The primary fuel during aerobic and anaerobic training is fat and carbohydrate, respectively, but it is very important to understand that both fuels are burned simultaneously at virtually all levels of exercise; it is not just one fuel or the other, except at the very highest intensities (close to 100% of HRmax). Resistance exercise and sprinting are examples of anaerobic training, whereas walking and jogging are typically considered aerobic, although you could walk or jog fast enough to make it anaerobic. It's likely that you are working anaerobically (above 85%) if you're out of breath during a workout and working aerobically (less than 85%) if you're only slightly out of breath.

Maximum Heart Rate

HRmax is calculated by subtracting age from 220. The equation "220-age" yields an estimate only, since there is variability in maximum heart rates (see "Errors in Predicting Maximum Heart Rate" below). HRmax is biologically determined and declines as you age, and the correlation to age is strong; that is, if a large number of 20-75-year-old individuals walked on a treadmill to exhaustion to reach their HRmax, the distribution of heart rates would range from approximately 200 bpm (beats per minute) for the 20-year-olds down to 145 bpm  for the 75-year-olds.

What Range Should I Train At?

Most people train within an aerobic exercise training zone (40% to 85% of HRmax). Aerobic capacity (endurance) will improve faster if you train closer to 85% than if you train at 65%, but some individuals don't have the capacity to start training at 85%, or they simply prefer to start training at lower values and gradually increase the intensity over the time. Some individuals may even need to start at levels as low as 40% or 50%, depending on their age, level of fitness, or body weight. But the level that you start at isn't all that relevant. What matters most is that you get started, and then over time, as your endurance improves, you can gradually increase the intensity.

The body accommodates to both low- and high-intensity workouts by increasing the activity of respiratory enzymes and other biochemical reactions in the muscles. Anaerobic training-like intervals and speed work are helpful if you want to improve your time or perform optimally in an event like a 10K run or a 50-mile bike ride because the training prepares your body for the specific anaerobic demands of the event (like when you have to sprint or climb a hill). This type of training, called "specificity of training," is effective because it mimics the type of exertion experienced during the event.

On the other hand, if health and general levels of fitness are the goal, and not performance in a road race, then there's no need to train anaerobically unless you like to push.
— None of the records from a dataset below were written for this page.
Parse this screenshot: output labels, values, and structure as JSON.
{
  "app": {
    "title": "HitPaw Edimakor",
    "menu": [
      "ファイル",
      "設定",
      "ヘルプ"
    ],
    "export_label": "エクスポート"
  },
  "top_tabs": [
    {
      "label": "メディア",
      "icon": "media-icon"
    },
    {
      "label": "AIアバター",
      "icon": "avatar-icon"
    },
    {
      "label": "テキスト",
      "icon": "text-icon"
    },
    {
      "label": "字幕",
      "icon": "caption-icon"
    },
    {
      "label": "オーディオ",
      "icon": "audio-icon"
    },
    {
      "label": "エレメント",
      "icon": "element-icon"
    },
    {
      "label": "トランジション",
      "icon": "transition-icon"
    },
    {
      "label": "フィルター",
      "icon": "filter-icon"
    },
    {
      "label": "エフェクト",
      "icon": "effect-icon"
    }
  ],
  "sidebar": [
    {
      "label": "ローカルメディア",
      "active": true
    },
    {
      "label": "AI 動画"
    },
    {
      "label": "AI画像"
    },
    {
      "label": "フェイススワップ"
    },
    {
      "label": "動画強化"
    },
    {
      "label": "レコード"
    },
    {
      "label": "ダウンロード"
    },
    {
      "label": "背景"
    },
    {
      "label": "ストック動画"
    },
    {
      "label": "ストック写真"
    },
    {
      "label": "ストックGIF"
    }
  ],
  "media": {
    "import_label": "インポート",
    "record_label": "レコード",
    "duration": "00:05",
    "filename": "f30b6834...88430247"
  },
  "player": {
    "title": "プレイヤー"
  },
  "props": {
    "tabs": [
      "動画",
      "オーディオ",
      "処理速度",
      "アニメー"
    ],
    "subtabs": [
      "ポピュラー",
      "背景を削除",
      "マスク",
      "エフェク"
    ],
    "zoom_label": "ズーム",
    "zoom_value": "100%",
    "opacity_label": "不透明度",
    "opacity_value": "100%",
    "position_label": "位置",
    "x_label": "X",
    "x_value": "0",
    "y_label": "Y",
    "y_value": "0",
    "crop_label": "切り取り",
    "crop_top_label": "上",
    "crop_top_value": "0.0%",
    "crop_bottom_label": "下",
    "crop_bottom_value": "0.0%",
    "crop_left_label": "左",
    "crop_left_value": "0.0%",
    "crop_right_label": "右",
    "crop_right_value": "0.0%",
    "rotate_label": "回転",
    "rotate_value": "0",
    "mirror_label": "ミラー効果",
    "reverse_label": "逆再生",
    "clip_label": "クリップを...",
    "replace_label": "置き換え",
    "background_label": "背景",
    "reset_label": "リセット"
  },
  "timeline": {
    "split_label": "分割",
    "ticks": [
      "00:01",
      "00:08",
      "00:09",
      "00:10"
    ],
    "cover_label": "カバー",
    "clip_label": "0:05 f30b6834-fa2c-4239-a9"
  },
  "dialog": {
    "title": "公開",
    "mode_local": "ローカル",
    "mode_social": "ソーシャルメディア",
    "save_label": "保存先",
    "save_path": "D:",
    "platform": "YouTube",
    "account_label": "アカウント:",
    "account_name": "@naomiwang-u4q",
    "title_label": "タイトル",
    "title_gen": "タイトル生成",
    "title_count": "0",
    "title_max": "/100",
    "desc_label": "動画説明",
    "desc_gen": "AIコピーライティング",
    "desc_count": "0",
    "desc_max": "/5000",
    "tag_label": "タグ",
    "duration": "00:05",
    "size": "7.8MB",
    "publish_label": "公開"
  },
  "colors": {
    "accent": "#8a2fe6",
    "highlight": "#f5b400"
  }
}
Instead, substantial gains in health and fitness can be accrued by aerobic training between 40% and 85% of HRmax. Volumes of research prove this.

A traditional method of aerobic training is to start at the low end of the aerobic training range, say 50% or 60%, and as training continues and the heart and muscles adapt to the challenge, the intensity is progressively increased. For example, a sedentary individual might start at 60% of HRmax and remain at that level for four weeks, and then during the fifth week increase the intensity to 65% (increases of 10% of intensity and/or duration is the standard recommendation). Again, the body accommodates to the work over time, and when higher levels of fitness are desired, the intensity needs to be increased. Training heart rate zones offer a quantifiable method of guiding workouts and determining exercise intensity.